_What to produce_. Make an exact copy of all the data, pictures excluded.

(Beginning of Exercise data)

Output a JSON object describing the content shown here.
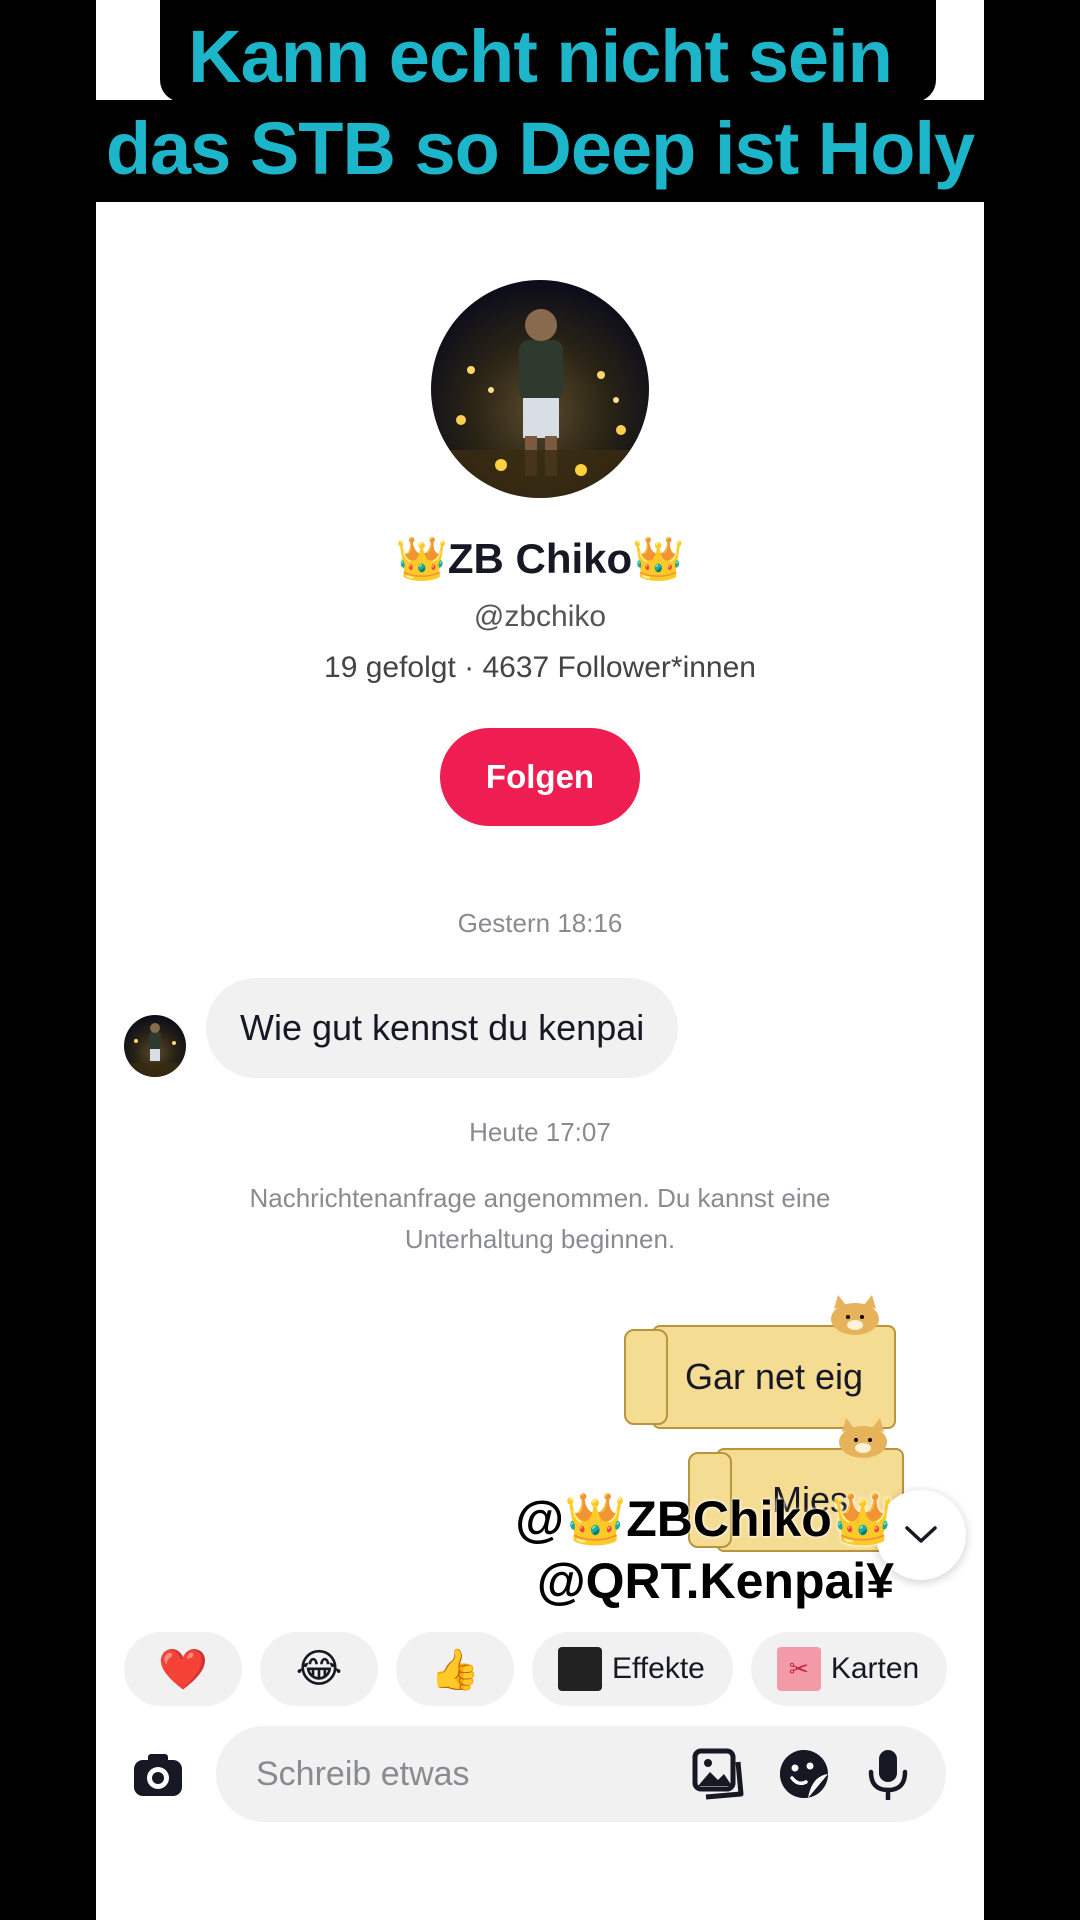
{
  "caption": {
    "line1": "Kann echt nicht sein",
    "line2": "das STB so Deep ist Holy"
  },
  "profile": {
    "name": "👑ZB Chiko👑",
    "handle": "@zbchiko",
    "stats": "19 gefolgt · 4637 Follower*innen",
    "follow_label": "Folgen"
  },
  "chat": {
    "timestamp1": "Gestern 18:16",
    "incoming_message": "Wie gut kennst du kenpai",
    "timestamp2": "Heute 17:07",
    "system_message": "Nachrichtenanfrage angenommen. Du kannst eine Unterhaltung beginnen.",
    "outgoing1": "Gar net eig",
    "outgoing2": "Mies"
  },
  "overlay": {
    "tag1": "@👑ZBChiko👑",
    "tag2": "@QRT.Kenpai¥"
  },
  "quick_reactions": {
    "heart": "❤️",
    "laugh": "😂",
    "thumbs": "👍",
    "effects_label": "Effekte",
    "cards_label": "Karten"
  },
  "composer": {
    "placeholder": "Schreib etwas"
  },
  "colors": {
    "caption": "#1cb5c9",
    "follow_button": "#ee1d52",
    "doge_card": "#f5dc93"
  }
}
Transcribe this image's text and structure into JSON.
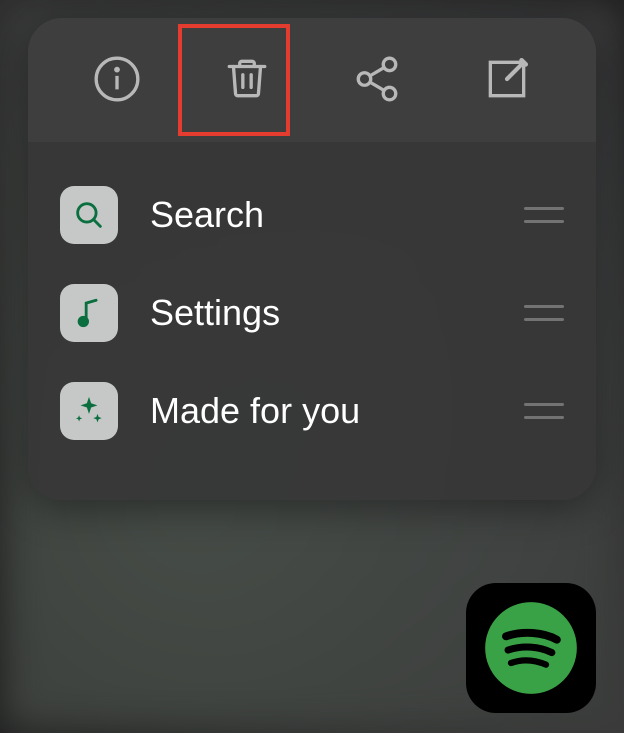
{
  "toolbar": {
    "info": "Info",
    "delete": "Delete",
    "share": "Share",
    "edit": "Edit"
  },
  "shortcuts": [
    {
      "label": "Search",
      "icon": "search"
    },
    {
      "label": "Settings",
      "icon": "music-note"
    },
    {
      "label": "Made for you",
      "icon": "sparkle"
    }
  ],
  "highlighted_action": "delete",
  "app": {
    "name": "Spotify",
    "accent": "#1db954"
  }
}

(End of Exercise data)

_Task solution_.
Output a JSON object describing the content shown here.
{
  "caption": {
    "line1": "Kann echt nicht sein",
    "line2": "das STB so Deep ist Holy"
  },
  "profile": {
    "name": "👑ZB Chiko👑",
    "handle": "@zbchiko",
    "stats": "19 gefolgt · 4637 Follower*innen",
    "follow_label": "Folgen"
  },
  "chat": {
    "timestamp1": "Gestern 18:16",
    "incoming_message": "Wie gut kennst du kenpai",
    "timestamp2": "Heute 17:07",
    "system_message": "Nachrichtenanfrage angenommen. Du kannst eine Unterhaltung beginnen.",
    "outgoing1": "Gar net eig",
    "outgoing2": "Mies"
  },
  "overlay": {
    "tag1": "@👑ZBChiko👑",
    "tag2": "@QRT.Kenpai¥"
  },
  "quick_reactions": {
    "heart": "❤️",
    "laugh": "😂",
    "thumbs": "👍",
    "effects_label": "Effekte",
    "cards_label": "Karten"
  },
  "composer": {
    "placeholder": "Schreib etwas"
  },
  "colors": {
    "caption": "#1cb5c9",
    "follow_button": "#ee1d52",
    "doge_card": "#f5dc93"
  }
}
Transcribe this image's text and structure into JSON.
{
  "toolbar": {
    "info": "Info",
    "delete": "Delete",
    "share": "Share",
    "edit": "Edit"
  },
  "shortcuts": [
    {
      "label": "Search",
      "icon": "search"
    },
    {
      "label": "Settings",
      "icon": "music-note"
    },
    {
      "label": "Made for you",
      "icon": "sparkle"
    }
  ],
  "highlighted_action": "delete",
  "app": {
    "name": "Spotify",
    "accent": "#1db954"
  }
}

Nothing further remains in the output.